** Study material follows **

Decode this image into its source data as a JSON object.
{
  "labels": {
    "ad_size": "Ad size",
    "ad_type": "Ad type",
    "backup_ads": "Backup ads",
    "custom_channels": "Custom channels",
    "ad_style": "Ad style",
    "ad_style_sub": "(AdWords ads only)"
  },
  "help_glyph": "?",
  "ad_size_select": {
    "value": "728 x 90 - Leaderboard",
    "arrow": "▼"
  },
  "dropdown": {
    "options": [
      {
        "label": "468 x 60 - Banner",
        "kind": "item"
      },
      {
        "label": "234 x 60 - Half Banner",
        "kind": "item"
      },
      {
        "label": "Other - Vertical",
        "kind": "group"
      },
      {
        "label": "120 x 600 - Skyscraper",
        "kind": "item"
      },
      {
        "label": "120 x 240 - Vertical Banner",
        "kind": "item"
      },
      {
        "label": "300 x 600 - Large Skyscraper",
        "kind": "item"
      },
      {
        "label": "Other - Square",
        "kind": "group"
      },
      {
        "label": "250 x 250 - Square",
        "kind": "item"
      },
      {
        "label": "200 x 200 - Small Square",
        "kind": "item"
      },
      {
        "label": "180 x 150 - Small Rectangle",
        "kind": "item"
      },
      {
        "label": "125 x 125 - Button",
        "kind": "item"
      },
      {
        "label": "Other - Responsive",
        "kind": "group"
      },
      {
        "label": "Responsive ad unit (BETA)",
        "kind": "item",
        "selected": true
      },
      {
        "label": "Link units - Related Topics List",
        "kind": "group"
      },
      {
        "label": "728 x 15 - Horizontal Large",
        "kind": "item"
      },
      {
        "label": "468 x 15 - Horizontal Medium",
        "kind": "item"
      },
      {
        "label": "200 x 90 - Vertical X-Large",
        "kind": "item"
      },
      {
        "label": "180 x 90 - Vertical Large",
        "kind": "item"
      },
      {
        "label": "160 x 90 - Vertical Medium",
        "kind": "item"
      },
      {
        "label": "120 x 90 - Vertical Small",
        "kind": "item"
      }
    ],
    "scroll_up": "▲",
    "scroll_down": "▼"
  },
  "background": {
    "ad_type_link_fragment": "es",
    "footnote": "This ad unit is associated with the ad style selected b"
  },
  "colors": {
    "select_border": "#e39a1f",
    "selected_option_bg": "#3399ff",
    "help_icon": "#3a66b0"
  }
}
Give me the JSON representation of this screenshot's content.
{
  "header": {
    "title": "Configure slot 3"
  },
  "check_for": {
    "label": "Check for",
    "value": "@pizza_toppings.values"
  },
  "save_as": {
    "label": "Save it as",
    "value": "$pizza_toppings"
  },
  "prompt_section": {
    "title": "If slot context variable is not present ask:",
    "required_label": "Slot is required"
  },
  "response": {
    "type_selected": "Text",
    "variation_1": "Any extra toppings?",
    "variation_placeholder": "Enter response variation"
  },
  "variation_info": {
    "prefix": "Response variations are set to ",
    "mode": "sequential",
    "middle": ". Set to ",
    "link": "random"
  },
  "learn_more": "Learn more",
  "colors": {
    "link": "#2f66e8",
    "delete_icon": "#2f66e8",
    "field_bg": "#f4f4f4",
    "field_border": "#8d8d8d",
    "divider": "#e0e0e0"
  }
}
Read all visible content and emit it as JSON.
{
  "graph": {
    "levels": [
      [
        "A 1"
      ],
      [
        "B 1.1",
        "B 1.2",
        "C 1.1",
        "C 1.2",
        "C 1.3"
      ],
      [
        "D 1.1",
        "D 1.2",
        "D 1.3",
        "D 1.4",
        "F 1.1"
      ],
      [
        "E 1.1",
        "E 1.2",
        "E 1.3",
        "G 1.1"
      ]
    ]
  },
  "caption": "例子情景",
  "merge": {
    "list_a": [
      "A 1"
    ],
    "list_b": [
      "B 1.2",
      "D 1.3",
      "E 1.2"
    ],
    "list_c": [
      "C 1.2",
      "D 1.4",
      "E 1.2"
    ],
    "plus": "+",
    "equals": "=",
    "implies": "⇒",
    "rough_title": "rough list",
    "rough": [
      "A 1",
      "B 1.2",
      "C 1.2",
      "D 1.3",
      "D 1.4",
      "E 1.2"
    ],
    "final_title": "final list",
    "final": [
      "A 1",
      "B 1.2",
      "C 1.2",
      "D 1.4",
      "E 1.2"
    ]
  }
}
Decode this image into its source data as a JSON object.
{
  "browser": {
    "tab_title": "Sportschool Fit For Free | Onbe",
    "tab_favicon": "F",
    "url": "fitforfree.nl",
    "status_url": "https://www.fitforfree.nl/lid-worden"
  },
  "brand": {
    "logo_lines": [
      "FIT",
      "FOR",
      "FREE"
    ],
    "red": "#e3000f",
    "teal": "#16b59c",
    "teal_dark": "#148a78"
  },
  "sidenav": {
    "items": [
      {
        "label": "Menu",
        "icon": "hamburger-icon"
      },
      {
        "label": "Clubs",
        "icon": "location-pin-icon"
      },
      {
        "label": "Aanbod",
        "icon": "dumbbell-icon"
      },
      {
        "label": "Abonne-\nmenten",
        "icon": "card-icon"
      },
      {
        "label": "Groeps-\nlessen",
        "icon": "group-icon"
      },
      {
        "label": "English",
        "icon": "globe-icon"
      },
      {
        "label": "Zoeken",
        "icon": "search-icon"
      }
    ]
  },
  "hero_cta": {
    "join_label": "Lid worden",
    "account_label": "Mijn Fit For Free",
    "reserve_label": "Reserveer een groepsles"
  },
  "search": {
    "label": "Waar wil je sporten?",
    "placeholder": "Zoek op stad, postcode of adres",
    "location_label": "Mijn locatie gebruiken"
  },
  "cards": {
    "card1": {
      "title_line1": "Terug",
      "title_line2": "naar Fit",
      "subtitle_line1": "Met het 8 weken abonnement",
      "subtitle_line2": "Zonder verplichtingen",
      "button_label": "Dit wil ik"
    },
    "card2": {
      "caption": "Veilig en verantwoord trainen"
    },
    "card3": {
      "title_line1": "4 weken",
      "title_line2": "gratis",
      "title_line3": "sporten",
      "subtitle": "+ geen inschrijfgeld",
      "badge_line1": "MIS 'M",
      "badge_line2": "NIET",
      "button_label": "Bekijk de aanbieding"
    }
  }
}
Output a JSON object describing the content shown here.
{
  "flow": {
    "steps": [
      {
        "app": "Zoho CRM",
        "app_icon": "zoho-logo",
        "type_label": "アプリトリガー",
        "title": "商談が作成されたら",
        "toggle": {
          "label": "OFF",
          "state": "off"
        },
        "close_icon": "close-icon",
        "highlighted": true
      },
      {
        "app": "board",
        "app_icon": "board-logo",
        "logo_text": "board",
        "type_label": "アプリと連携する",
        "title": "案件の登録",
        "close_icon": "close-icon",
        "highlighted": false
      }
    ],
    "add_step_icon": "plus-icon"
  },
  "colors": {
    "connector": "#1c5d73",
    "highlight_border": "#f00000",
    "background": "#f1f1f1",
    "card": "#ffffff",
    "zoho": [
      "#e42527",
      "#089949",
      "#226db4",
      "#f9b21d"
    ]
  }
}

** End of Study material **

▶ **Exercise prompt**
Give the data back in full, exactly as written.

▶ **Response area**
Decode this image into its source data as a JSON object.
{
  "labels": {
    "ad_size": "Ad size",
    "ad_type": "Ad type",
    "backup_ads": "Backup ads",
    "custom_channels": "Custom channels",
    "ad_style": "Ad style",
    "ad_style_sub": "(AdWords ads only)"
  },
  "help_glyph": "?",
  "ad_size_select": {
    "value": "728 x 90 - Leaderboard",
    "arrow": "▼"
  },
  "dropdown": {
    "options": [
      {
        "label": "468 x 60 - Banner",
        "kind": "item"
      },
      {
        "label": "234 x 60 - Half Banner",
        "kind": "item"
      },
      {
        "label": "Other - Vertical",
        "kind": "group"
      },
      {
        "label": "120 x 600 - Skyscraper",
        "kind": "item"
      },
      {
        "label": "120 x 240 - Vertical Banner",
        "kind": "item"
      },
      {
        "label": "300 x 600 - Large Skyscraper",
        "kind": "item"
      },
      {
        "label": "Other - Square",
        "kind": "group"
      },
      {
        "label": "250 x 250 - Square",
        "kind": "item"
      },
      {
        "label": "200 x 200 - Small Square",
        "kind": "item"
      },
      {
        "label": "180 x 150 - Small Rectangle",
        "kind": "item"
      },
      {
        "label": "125 x 125 - Button",
        "kind": "item"
      },
      {
        "label": "Other - Responsive",
        "kind": "group"
      },
      {
        "label": "Responsive ad unit (BETA)",
        "kind": "item",
        "selected": true
      },
      {
        "label": "Link units - Related Topics List",
        "kind": "group"
      },
      {
        "label": "728 x 15 - Horizontal Large",
        "kind": "item"
      },
      {
        "label": "468 x 15 - Horizontal Medium",
        "kind": "item"
      },
      {
        "label": "200 x 90 - Vertical X-Large",
        "kind": "item"
      },
      {
        "label": "180 x 90 - Vertical Large",
        "kind": "item"
      },
      {
        "label": "160 x 90 - Vertical Medium",
        "kind": "item"
      },
      {
        "label": "120 x 90 - Vertical Small",
        "kind": "item"
      }
    ],
    "scroll_up": "▲",
    "scroll_down": "▼"
  },
  "background": {
    "ad_type_link_fragment": "es",
    "footnote": "This ad unit is associated with the ad style selected b"
  },
  "colors": {
    "select_border": "#e39a1f",
    "selected_option_bg": "#3399ff",
    "help_icon": "#3a66b0"
  }
}
Give me the JSON representation of this screenshot's content.
{
  "header": {
    "title": "Configure slot 3"
  },
  "check_for": {
    "label": "Check for",
    "value": "@pizza_toppings.values"
  },
  "save_as": {
    "label": "Save it as",
    "value": "$pizza_toppings"
  },
  "prompt_section": {
    "title": "If slot context variable is not present ask:",
    "required_label": "Slot is required"
  },
  "response": {
    "type_selected": "Text",
    "variation_1": "Any extra toppings?",
    "variation_placeholder": "Enter response variation"
  },
  "variation_info": {
    "prefix": "Response variations are set to ",
    "mode": "sequential",
    "middle": ". Set to ",
    "link": "random"
  },
  "learn_more": "Learn more",
  "colors": {
    "link": "#2f66e8",
    "delete_icon": "#2f66e8",
    "field_bg": "#f4f4f4",
    "field_border": "#8d8d8d",
    "divider": "#e0e0e0"
  }
}
Read all visible content and emit it as JSON.
{
  "graph": {
    "levels": [
      [
        "A 1"
      ],
      [
        "B 1.1",
        "B 1.2",
        "C 1.1",
        "C 1.2",
        "C 1.3"
      ],
      [
        "D 1.1",
        "D 1.2",
        "D 1.3",
        "D 1.4",
        "F 1.1"
      ],
      [
        "E 1.1",
        "E 1.2",
        "E 1.3",
        "G 1.1"
      ]
    ]
  },
  "caption": "例子情景",
  "merge": {
    "list_a": [
      "A 1"
    ],
    "list_b": [
      "B 1.2",
      "D 1.3",
      "E 1.2"
    ],
    "list_c": [
      "C 1.2",
      "D 1.4",
      "E 1.2"
    ],
    "plus": "+",
    "equals": "=",
    "implies": "⇒",
    "rough_title": "rough list",
    "rough": [
      "A 1",
      "B 1.2",
      "C 1.2",
      "D 1.3",
      "D 1.4",
      "E 1.2"
    ],
    "final_title": "final list",
    "final": [
      "A 1",
      "B 1.2",
      "C 1.2",
      "D 1.4",
      "E 1.2"
    ]
  }
}
Decode this image into its source data as a JSON object.
{
  "browser": {
    "tab_title": "Sportschool Fit For Free | Onbe",
    "tab_favicon": "F",
    "url": "fitforfree.nl",
    "status_url": "https://www.fitforfree.nl/lid-worden"
  },
  "brand": {
    "logo_lines": [
      "FIT",
      "FOR",
      "FREE"
    ],
    "red": "#e3000f",
    "teal": "#16b59c",
    "teal_dark": "#148a78"
  },
  "sidenav": {
    "items": [
      {
        "label": "Menu",
        "icon": "hamburger-icon"
      },
      {
        "label": "Clubs",
        "icon": "location-pin-icon"
      },
      {
        "label": "Aanbod",
        "icon": "dumbbell-icon"
      },
      {
        "label": "Abonne-\nmenten",
        "icon": "card-icon"
      },
      {
        "label": "Groeps-\nlessen",
        "icon": "group-icon"
      },
      {
        "label": "English",
        "icon": "globe-icon"
      },
      {
        "label": "Zoeken",
        "icon": "search-icon"
      }
    ]
  },
  "hero_cta": {
    "join_label": "Lid worden",
    "account_label": "Mijn Fit For Free",
    "reserve_label": "Reserveer een groepsles"
  },
  "search": {
    "label": "Waar wil je sporten?",
    "placeholder": "Zoek op stad, postcode of adres",
    "location_label": "Mijn locatie gebruiken"
  },
  "cards": {
    "card1": {
      "title_line1": "Terug",
      "title_line2": "naar Fit",
      "subtitle_line1": "Met het 8 weken abonnement",
      "subtitle_line2": "Zonder verplichtingen",
      "button_label": "Dit wil ik"
    },
    "card2": {
      "caption": "Veilig en verantwoord trainen"
    },
    "card3": {
      "title_line1": "4 weken",
      "title_line2": "gratis",
      "title_line3": "sporten",
      "subtitle": "+ geen inschrijfgeld",
      "badge_line1": "MIS 'M",
      "badge_line2": "NIET",
      "button_label": "Bekijk de aanbieding"
    }
  }
}
Output a JSON object describing the content shown here.
{
  "flow": {
    "steps": [
      {
        "app": "Zoho CRM",
        "app_icon": "zoho-logo",
        "type_label": "アプリトリガー",
        "title": "商談が作成されたら",
        "toggle": {
          "label": "OFF",
          "state": "off"
        },
        "close_icon": "close-icon",
        "highlighted": true
      },
      {
        "app": "board",
        "app_icon": "board-logo",
        "logo_text": "board",
        "type_label": "アプリと連携する",
        "title": "案件の登録",
        "close_icon": "close-icon",
        "highlighted": false
      }
    ],
    "add_step_icon": "plus-icon"
  },
  "colors": {
    "connector": "#1c5d73",
    "highlight_border": "#f00000",
    "background": "#f1f1f1",
    "card": "#ffffff",
    "zoho": [
      "#e42527",
      "#089949",
      "#226db4",
      "#f9b21d"
    ]
  }
}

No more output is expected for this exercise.